In the last 500 years only some 80 mammals are recorded as having gone extinct. In his book, More From Less, Andrew McAfee, a board member of HumanProgress.org, discusses how relatively rare recorded extinctions are – with some 530 across all species in the last five centuries. More importantly, he notes, the rate of extinction “appear[s] to have slowed down in recent decades; for example, no marine creatures have been recorded as extinct in the last fifty years.”
Matt Ridley, another board member and frequent contributor to this site, argues that despite the human population doubling in the last half-century, “the extinction rate of wild species, especially in the most industrialized countries,” seems to have fallen rather than increased. While absence of evidence isn’t the same as evidence of absence, and there might be millions of unrecorded species in the world’s oceans and tropical forests, the most aggressive claims rest on shaky foundations.
CNN: Jon Aars, a senior researcher at the Norwegian Polar Institute: "Polar bears are optimistic animals," Aars says. "It seems that they are quite resistant, and they are doing quite well despite the fact that they've lost a lot of their habitat." Despite the odds, Svalbard's polar bear numbers do not appear to have decreased in the last 20 years, he says.
Hulme: "January 12021, a new World Meteorological Organisation (WMO) climatological standard normal came into effect. The ‘present-day’ climate will now formally be represented by the meteorological statistics of the period 1991-2020, replacing those from 1961-1990. National Meteorological Agencies in member states are instructed to issue new standard normals for observing stations and for associated climatological products. Climate will ‘change’, one might say, in an instant; today, the world’s climate has ‘suddenly’ become nearly 0.5°C warmer. It is somewhat equivalent to re-setting Universal Time or adjusting the exact definition of a metre." ...
"So, what is the significance of the move to a new 1991-2020 WMO normal in January 2021? On the one hand, it is a pragmatic move to redefine ‘present-day’ climate for operational applications to that of the most recent 30-year period. On the other hand, it puts into play a third climatic baseline. Already existing is the ‘pre-industrial’ climate of the late nineteenth century and the ‘historic’ climate’ of 1961-1990, the latter about 0.3°C warmer than the former.
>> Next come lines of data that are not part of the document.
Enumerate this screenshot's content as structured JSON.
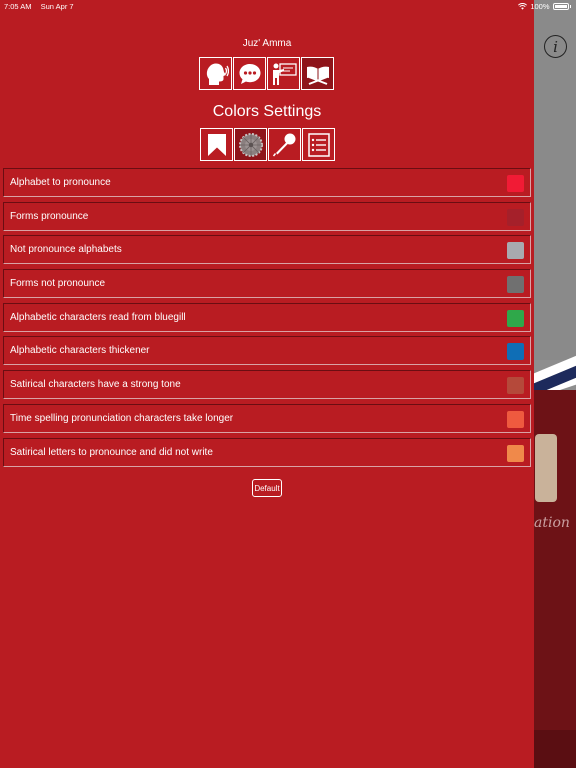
{
  "status_bar": {
    "time": "7:05 AM",
    "date": "Sun Apr 7",
    "battery": "100%"
  },
  "app_title": "Juz' Amma",
  "top_icons": [
    {
      "name": "speaking-head-icon"
    },
    {
      "name": "speech-bubble-icon"
    },
    {
      "name": "teacher-board-icon"
    },
    {
      "name": "open-quran-icon"
    }
  ],
  "section_title": "Colors Settings",
  "tab_icons": [
    {
      "name": "bookmark-icon"
    },
    {
      "name": "color-wheel-icon"
    },
    {
      "name": "microphone-icon"
    },
    {
      "name": "list-icon"
    }
  ],
  "color_settings": [
    {
      "label": "Alphabet to pronounce",
      "color": "#f11b35"
    },
    {
      "label": "Forms pronounce",
      "color": "#a5202a"
    },
    {
      "label": "Not pronounce alphabets",
      "color": "#a8aaaf"
    },
    {
      "label": "Forms not pronounce",
      "color": "#707070"
    },
    {
      "label": "Alphabetic characters read from bluegill",
      "color": "#2fa84a"
    },
    {
      "label": "Alphabetic characters thickener",
      "color": "#0f6eb6"
    },
    {
      "label": "Satirical characters have a strong tone",
      "color": "#b5493a"
    },
    {
      "label": "Time spelling pronunciation characters take longer",
      "color": "#ef5a3f"
    },
    {
      "label": "Satirical letters to pronounce and did not write",
      "color": "#f0894a"
    }
  ],
  "default_button": "Default",
  "background": {
    "script_text": "ation"
  }
}
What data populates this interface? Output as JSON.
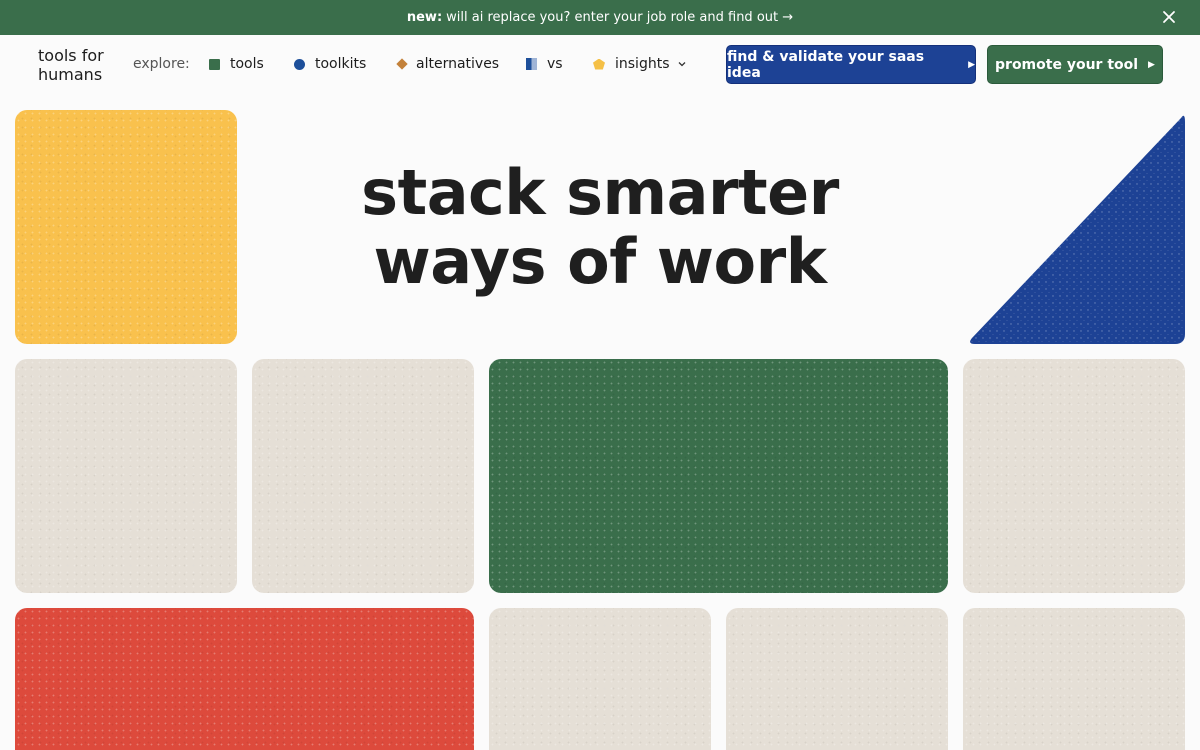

And now there is the new ‘present-day’ climate of 1991-2020, in turn about 0.5°C warmer than the ‘historic climate’ of 1961-1990." ...
"Combining a climatic tolerance of 2°C—or indeed 1.5°C—with a pre-industrial baseline yields a very different climate target than, say, using a 1986-2005 baseline, the period widely adopted by IPCC AR5 Working Group I as their analytical baseline. The choices of both baseline and tolerance are politically charged. They carry significant implications for historic liability for emissions (La Rovere et al., 2002), for policy design (Millar et al., 2017) and for possible reparations (Roberts & Huq, 2015)."
Christopher Monckton: "At long last, following the warming effect of the El Niño of 2016, there are signs of a reasonably significant La Niña, which may well usher in another Pause in global temperature, which may even prove similar to the Great Pause that endured for 224 months from January 1997 to August 2015, during which a third of our entire industrial-era influence on global temperature drove a zero trend in global warming. ... As we come close to entering the la Niña, the trend in global mean surface temperature has already been zero for 5 years 4 months.
However, the new Pause is at a surface-temperature plateau 0.3 C° above the old Pause."